Your world has been rocked. You are now divorced or have lost your spouse. This is a huge change and potentially extremely stressful for you. Not only do you have to create a new life for yourself as a single, but you are now in charge of everything. Everything you once took responsibility for as a couple, plus everything your spouse took responsibility for as a couple, now rests on your shoulders.
Many who are now in charge of their finances, where before their spouse handled the finances, could now feel a degree of panic. Are my finances in good enough shape that I won’t run out of money? Are the investments I currently hold appropriate for my new situation in life? Are the advisers in my life really taking care of me, or taking advantage of me? How can I know? What if I make a mistake? How will a mistake impact the rest of my life? These questions can seem overwhelming, but don’t panic.
Not everything is equal as many divorced couples have learned. In splitting up $2,000,000, perhaps one spouse gets the house worth $1,000,000 and the other spouse gets stocks worth $1,000,000. Looking at this more closely, the spouse with the house is responsible for costs related to upkeep, insurance, utilities, etc. The spouse with the stocks may be invested in large cap, dividend paying companies that create an income stream of perhaps $40,000 per year? Definitely not an equivalent division of assets.
Along with the stress of the divorce or losing a spouse comes concerns for ongoing and impacted relationships. Children and grandchildren could be in a distressed state along with you. Often as a sign of love, concern, and support, individuals would like to lavish these loved ones with gifts, and sometimes out of feelings of necessity. But does this spending turn into overspending? What is the right balance of “what they need” versus “what can I afford?” After a time of spending, it could be easy to begin worrying that you have spent too much and it could affect your standard of living for the rest of your life. But how can you know?
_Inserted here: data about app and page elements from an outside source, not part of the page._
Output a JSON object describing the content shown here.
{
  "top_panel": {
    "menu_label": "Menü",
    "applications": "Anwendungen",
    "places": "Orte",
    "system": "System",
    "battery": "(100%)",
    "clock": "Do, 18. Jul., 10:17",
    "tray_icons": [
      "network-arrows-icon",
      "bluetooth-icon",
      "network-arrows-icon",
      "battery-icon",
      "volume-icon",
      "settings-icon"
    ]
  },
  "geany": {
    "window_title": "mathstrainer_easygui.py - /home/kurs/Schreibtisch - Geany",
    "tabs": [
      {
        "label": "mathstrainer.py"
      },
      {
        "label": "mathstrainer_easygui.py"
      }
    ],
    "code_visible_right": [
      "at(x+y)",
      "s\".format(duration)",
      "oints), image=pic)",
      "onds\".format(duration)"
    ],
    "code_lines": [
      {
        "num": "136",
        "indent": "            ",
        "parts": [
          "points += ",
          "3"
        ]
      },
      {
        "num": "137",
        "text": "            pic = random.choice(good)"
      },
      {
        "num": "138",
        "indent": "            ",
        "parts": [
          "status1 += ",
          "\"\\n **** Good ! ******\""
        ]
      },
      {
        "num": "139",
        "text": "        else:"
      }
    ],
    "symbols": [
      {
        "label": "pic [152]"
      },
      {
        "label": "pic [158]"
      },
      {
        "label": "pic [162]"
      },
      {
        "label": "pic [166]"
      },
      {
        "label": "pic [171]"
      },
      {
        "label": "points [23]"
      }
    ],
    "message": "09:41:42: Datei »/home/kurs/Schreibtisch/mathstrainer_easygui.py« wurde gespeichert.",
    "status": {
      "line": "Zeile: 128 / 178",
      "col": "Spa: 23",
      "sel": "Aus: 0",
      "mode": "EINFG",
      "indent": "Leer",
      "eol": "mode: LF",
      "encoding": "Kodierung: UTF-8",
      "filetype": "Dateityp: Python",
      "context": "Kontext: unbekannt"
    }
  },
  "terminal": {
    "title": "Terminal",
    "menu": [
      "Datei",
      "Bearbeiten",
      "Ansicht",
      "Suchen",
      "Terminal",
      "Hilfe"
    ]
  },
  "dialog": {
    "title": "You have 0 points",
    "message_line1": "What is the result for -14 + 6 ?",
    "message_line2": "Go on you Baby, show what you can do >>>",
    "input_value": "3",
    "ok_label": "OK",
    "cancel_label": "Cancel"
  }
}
And what about other expenses moving forward. Can I afford a new car? Do I need to sell the house? Can I go on that trip with my friends? Not knowing your financial situation can cause ongoing anxiety and loss of sleep. This lack of confidence is not what you want day-in and day-out in your life moving forward. So what can you do?
What if you could learn a simple truth about your investments that would ensure you didn’t run out of money for the rest of your life. What if your retirement income was strategized for and confidently created so that this income worry was taken off the table? What if you had a document, a plan, that provided logically and mathematically based information that gave you a great understanding of why investments make or don’t make sense for what you are trying to accomplish? Wouldn’t this clarity of knowledge give you confidence that you are making good financial decisions and confidence to know that you’re going to make it after all?
There is a planning process that can help you gain the confidence you deserve as your life moves forward. The Simplicetree® financial planning analysis uses unbiased and logical math to give you the information you need to have confidence in your investment decisions. This planning process also generates the matrix you need in order to know whether or not you are on track.
Many people don’t act until their desperation factor exceeds their embarrassment factor. Don’t wait until you are desperate. There is no need. And there shouldn’t be any shame (or embarrassment), in not knowing something. You are new to this season of life. The shame would be in not finding out.
The Simplicitree® analysis discussed in the associated video shows how you can put away any panic, be confident you are going to make it, and know that you have the investments that make sense, specifically for you, moving forward.